Procedure: Write a 3 page draft on the same topics your students are writing. Experienced TA’s may want to use past student papers of In Our Own Words but I advocate writing one yourself. If you write the paper then you can make sure it has all the positive and negative qualities that you desire. Don’t be concerned about the time involved, it is not extensive--I write mine in less than half an hour--just don’t proofread it (remember, you want there to be stupid mistakes and sloppy, undescriptive writing). You can also use the same paper over and over again in later semesters. Be creative, you ask that of your students. If this is a personal paper assignment, and you don’t want to share any moments with your students, make one up, or don’t tell them that you wrote it.
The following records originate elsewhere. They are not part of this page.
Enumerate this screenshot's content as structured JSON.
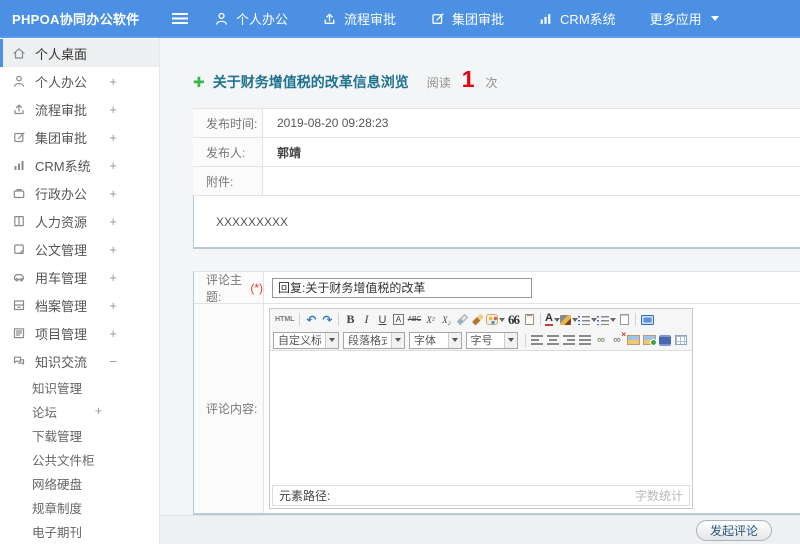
{
  "header": {
    "logo": "PHPOA协同办公软件",
    "nav": [
      {
        "label": "个人办公"
      },
      {
        "label": "流程审批"
      },
      {
        "label": "集团审批"
      },
      {
        "label": "CRM系统"
      },
      {
        "label": "更多应用"
      }
    ]
  },
  "sidebar": {
    "items": [
      {
        "label": "个人桌面",
        "expand": ""
      },
      {
        "label": "个人办公",
        "expand": "+"
      },
      {
        "label": "流程审批",
        "expand": "+"
      },
      {
        "label": "集团审批",
        "expand": "+"
      },
      {
        "label": "CRM系统",
        "expand": "+"
      },
      {
        "label": "行政办公",
        "expand": "+"
      },
      {
        "label": "人力资源",
        "expand": "+"
      },
      {
        "label": "公文管理",
        "expand": "+"
      },
      {
        "label": "用车管理",
        "expand": "+"
      },
      {
        "label": "档案管理",
        "expand": "+"
      },
      {
        "label": "项目管理",
        "expand": "+"
      },
      {
        "label": "知识交流",
        "expand": "−"
      }
    ],
    "subitems": [
      {
        "label": "知识管理",
        "expand": ""
      },
      {
        "label": "论坛",
        "expand": "+"
      },
      {
        "label": "下载管理",
        "expand": ""
      },
      {
        "label": "公共文件柜",
        "expand": ""
      },
      {
        "label": "网络硬盘",
        "expand": ""
      },
      {
        "label": "规章制度",
        "expand": ""
      },
      {
        "label": "电子期刊",
        "expand": ""
      }
    ]
  },
  "article": {
    "title": "关于财务增值税的改革信息浏览",
    "read_label": "阅读",
    "read_count": "1",
    "read_unit": "次",
    "fields": [
      {
        "label": "发布时间:",
        "value": "2019-08-20 09:28:23"
      },
      {
        "label": "发布人:",
        "value": "郭靖"
      },
      {
        "label": "附件:",
        "value": ""
      }
    ],
    "content": "XXXXXXXXX"
  },
  "comment": {
    "subject_label": "评论主题:",
    "required_mark": "(*)",
    "subject_value": "回复:关于财务增值税的改革",
    "content_label": "评论内容:",
    "submit_label": "发起评论"
  },
  "editor": {
    "html_label": "HTML",
    "bold_label": "B",
    "italic_label": "I",
    "underline_label": "U",
    "boxa_label": "A",
    "strike_label": "ABC",
    "sup_label": "X²",
    "sub_label": "X₂",
    "quote_label": "66",
    "fontcolor_label": "A",
    "dropdowns": [
      {
        "label": "自定义标题"
      },
      {
        "label": "段落格式"
      },
      {
        "label": "字体"
      },
      {
        "label": "字号"
      }
    ],
    "footer_left": "元素路径:",
    "footer_right": "字数统计"
  },
  "colors": {
    "header_blue": "#4b90e2",
    "title_teal": "#1e7290",
    "count_red": "#e60012",
    "accent_border": "#b5cbdb",
    "plus_green": "#3cb54a"
  }
}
Overall it is a "show, don’t tell" exercise. Rather than tell my students what to do I show them in my own paper. This is an excellent way to show them what types of subject matter and language you think are worthwhile. I want my students to feel as though they can and should write anything they want so I try to choose personal (often embarrassing but serious) topics. I also show them uses of language, such as ways to use curse words effectively in an essay. I find next to nothing offensive and use this as a way of showing that.
However, this exercise can be tailor-made to show whatever you don’t want (repetitive, redundant, too long, too boring, spelling mistakes, grammar errors). However, at the core use some decent writing and some good techniques. The essay I use (for the first assignment) uses a flashback and "show don’t tell" techniques to try to tell the story of an entire night in actual time of a few minutes (both flashbacks and showing are new to and risky for students). I tried to make an opener that would suck-in the reader and make them want to read more (another thing I emphasize in my classes). I also try to get them to use interesting or at least uncommon titles (thus the name of the exercise) that add to the paper. It also works well to make a first and second draft of your paper and show students how to workshop and the process of drafting at the same time. Leave the second draft open for improvements.
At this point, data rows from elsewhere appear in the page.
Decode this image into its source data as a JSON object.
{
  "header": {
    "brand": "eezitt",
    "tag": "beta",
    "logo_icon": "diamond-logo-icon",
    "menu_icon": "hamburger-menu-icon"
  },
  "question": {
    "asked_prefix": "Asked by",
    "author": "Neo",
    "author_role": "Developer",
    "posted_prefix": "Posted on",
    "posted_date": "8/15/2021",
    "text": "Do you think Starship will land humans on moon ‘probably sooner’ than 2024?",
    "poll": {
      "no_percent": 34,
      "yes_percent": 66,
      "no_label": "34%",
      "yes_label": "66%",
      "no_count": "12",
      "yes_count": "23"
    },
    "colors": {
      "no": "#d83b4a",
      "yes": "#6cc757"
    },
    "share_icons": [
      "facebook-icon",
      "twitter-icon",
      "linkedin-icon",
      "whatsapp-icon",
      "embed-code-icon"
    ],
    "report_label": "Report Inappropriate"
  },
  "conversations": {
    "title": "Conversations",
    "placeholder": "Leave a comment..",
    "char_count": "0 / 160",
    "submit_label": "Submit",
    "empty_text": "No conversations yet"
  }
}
Project the example paper on the overhead screen and workshop it as a class, going paragraph by paragraph. You may wish to print the draft out and use the light board, as actually writing on the draft is helpful for modeling good feedback. Another option is to stand at the computer station and demonstrate the COMMENTS function in Word as you project the document. Choose the option that best replicates the eventual workshop situation your students will soon be in.
As you workshop, praise comments that are useful and don’t let students give responses like "I like that" or "I don’t like that--it sucks." Make them tell you WHY and ELABORATE on why they don’t like something. In essence, show them what you want from them as workshop responders. My classes always found things that I had missed in my own writing, and more often than not, found everything that I was hoping they would find. It is usually one of the best things I do all semester long.
I usually close by asking them how they would respond to this as a first draft. I ask if it has potential, should be scrapped, etc. Then I tell them how I would respond--this tends to give them as idea of what to expect.